Chief Compliance Officers Dinner Debate: An Oversight Starter

Dinner Debate: An Oversight Starter

 

I recently hosted a roundtable dinner attended by a diverse range of chief compliance officers and, as you might imagine, the discussion centred around compliance, data governance and the shake-up that is ongoing in the field. While the dinner was held under Chatham House Rules I wanted to share some of the themes that were discussed and reflect on the wide-ranging conversation we had. This week I’ll be looking at compliance oversight.

 

For context compliance oversight within financial institutions is an extremely complex issue and is continually weighed down by siloed, manual processes that are inefficient to oversee and manage. An ever changing regulatory landscape and intrusive supervision over the last decade has compounded this issue further. However, I believe that at the very core of compliance lies three clear principles: communicate your obligations, understand your status and evidence your compliance.

 

It quickly became evident over dinner that chief compliance officers are currently struggling to see what work is being done across all compliance activities and projects. All seemed to be struggling at the first hurdle of good practice and trying to communicate their obligations clearly. The general consensus was that too much information is unfit for the purpose of executive oversight; it is often passed from management to senior executives in unsuitable formats that are not accounting for the change in audience. Consequently, the conversation highlighted the urgent need for clearer processes and methods on how to repackage data into reports.

 

As a result of this, there is a subsequent lack of challenge from senior executives to management - if you can’t understand something, you’re in no position to critique and improve it. This was highlighted by the regulator in attendance, who voiced their concern at a lack of evidence of both oversight and challenge within compliance. A number of institutions noted that they have ongoing projects to make reporting both more effective and more efficient, but at present, there is simply too much unclear reporting being accepted by senior executives which needs to change.

 

Despite the challenges that compliance officers face, the conversation was positive about the innovations that are entering the market.
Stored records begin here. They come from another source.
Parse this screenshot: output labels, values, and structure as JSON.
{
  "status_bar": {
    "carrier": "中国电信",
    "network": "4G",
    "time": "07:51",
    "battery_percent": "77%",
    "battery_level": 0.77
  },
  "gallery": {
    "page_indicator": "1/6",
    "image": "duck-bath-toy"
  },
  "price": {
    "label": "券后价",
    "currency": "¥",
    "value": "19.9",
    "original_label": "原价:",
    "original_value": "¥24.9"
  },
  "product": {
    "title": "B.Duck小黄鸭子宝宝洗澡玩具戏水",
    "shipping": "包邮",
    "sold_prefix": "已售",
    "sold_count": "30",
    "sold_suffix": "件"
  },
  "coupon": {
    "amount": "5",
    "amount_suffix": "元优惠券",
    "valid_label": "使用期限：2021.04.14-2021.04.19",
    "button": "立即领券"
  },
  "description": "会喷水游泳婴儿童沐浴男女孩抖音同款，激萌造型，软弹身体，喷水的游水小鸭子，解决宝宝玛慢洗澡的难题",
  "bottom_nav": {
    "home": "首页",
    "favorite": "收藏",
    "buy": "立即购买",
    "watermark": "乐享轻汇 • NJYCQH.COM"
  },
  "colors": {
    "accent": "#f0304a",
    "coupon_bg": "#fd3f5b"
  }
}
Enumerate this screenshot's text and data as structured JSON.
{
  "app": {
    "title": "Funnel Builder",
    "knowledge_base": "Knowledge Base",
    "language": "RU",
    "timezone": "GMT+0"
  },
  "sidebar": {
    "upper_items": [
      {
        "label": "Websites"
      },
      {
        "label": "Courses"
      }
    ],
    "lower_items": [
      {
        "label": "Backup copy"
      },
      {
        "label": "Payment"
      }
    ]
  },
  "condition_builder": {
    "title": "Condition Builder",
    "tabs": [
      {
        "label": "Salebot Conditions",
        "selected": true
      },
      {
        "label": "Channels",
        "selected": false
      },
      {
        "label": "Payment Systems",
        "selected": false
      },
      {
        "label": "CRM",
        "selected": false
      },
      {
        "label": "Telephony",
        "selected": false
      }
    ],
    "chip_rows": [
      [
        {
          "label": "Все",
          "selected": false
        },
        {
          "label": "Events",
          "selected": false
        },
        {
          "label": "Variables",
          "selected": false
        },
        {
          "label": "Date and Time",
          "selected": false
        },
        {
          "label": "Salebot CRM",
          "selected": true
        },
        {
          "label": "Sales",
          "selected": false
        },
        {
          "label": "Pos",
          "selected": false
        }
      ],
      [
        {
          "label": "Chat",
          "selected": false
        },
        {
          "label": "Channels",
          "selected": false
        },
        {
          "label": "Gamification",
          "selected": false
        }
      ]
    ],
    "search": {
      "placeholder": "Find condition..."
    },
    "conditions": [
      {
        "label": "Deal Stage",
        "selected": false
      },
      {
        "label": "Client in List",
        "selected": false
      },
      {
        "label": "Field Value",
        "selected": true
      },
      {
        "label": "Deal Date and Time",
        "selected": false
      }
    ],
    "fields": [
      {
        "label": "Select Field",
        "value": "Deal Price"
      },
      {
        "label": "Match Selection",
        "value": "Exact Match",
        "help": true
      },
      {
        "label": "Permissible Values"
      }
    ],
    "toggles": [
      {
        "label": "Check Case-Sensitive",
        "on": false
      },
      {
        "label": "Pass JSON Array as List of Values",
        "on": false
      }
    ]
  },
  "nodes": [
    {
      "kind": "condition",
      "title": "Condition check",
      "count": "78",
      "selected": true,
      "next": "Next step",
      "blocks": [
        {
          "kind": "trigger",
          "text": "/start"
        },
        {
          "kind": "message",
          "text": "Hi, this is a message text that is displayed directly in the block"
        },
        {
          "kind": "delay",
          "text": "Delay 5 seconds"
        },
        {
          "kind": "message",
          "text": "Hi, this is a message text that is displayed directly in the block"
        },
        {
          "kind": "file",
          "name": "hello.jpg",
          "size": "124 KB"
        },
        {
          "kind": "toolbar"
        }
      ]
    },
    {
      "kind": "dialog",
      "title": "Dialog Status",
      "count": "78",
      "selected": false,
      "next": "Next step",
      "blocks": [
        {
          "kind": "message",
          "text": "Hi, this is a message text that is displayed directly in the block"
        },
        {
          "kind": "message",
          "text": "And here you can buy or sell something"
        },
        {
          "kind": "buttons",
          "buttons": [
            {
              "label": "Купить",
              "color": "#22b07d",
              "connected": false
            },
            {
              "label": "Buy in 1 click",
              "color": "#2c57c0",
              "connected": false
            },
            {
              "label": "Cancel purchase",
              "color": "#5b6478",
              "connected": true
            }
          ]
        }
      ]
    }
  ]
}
The attendees were in clear agreement that RegTech solutions have the potential to provide real value for money and allow compliance oversight to become more efficient.

 

Want to learn more, download the Governor Software, A Guide Compliance Oversight here

 

 Guide to Compliance Oversight